Birdwatching: Mundulea has excellent guiding and some first-class birding for those on a birdwatching holiday in Namibia. The environment ranges from kopjes to open plains, with a good variety of birds such as Rueppell’s parrot, paradise flycatchers and raptors.See more ideas for Birdwatching in Namibia
Walking safaris: Mundulea is all about exploring on foot with one of the best guides in the business. The game includes unusual species like black rhino, roan and black-faced impala, but Mundulea is more about understanding the whole environment, from the rocks and soil, to the flora and fauna.See more ideas for Walking safaris in Namibia
Wildlife safaris: Mundulea has much greater wildlife diversity than most Namibian guest farms – including large herds of eland and recently re-introduced black rhino, roan, tsessebe, zebra, giraffe and black-faced impala. It's a centre for research into Namibia's endemic subspecies and endangered rarities, such as the pangolin. It’s also a place to learn about real game-protection programmes, ecological restoration and the importance of biodiversity.See more ideas for Wildlife safaris in Namibia

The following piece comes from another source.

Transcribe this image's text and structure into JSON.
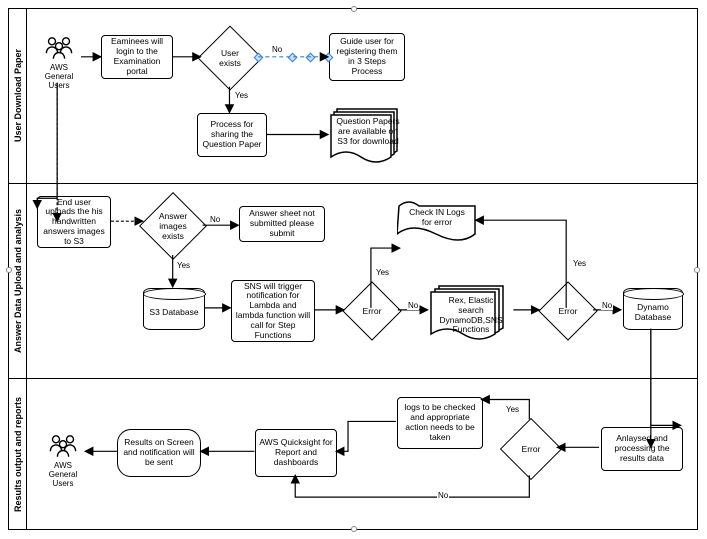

Walking: The walks at Mundulea are led by Bruno, who we rate as one of the best guides in Africa – his passion for nature and conservation, broad knowledge of topics from geology to local politics, and ability to enthuse you, make for an experience hard to match.See more ideas for Walking in Namibia
Attitude towards children: Mundulea views eight years old as a sensible minimum age for younger guests, since smaller children will get tired on longer walks. This is particularly so in summer when the grass can be quite high and temperatures more demanding. If families would like to come to Mundulea with children younger than eight, then ask us for a private booking, so that the activities can be arranged entirely around your family and children.
Generally recommended for children: Yes, as long as the children can walk for at least two hours at a stretch. Small groups mean that activities can usually be tailored around children's needs, and guides will spend time helping children to understand ‘how nature works’.
Notes: Children must be under the constant supervision of their parents, both for safety reasons and for the consideration of other guests in camp.
Power supply: Solar Power
Communications: There is a satellite phone for emergencies, but otherwise you are effectively out of communication.
TV & radio: No
Health & safety
Malarial protection recommended: Yes
Medical care: Guides are trained to use both the first-aid kit in camp, and the emergency first-aid kit carried on walks. The nearest doctor is at Otavi , and can be contacted via sat phone. In the event of an emergency, guests could be airlifted from Mundulea.
Dangerous animals: High Risk
Security measures: The property is guarded day and night. Walks are conducted by discreetly armed guides.
Fire safety: There are fire extinguishers in all tents.
Disabled access: Not Possible
Laundry facilities: No laundry facilities
Money: Each tent has a lockable wooden box.
Accepted payment on location: None, although tips (shared among staff) are welcome in Namibian dollars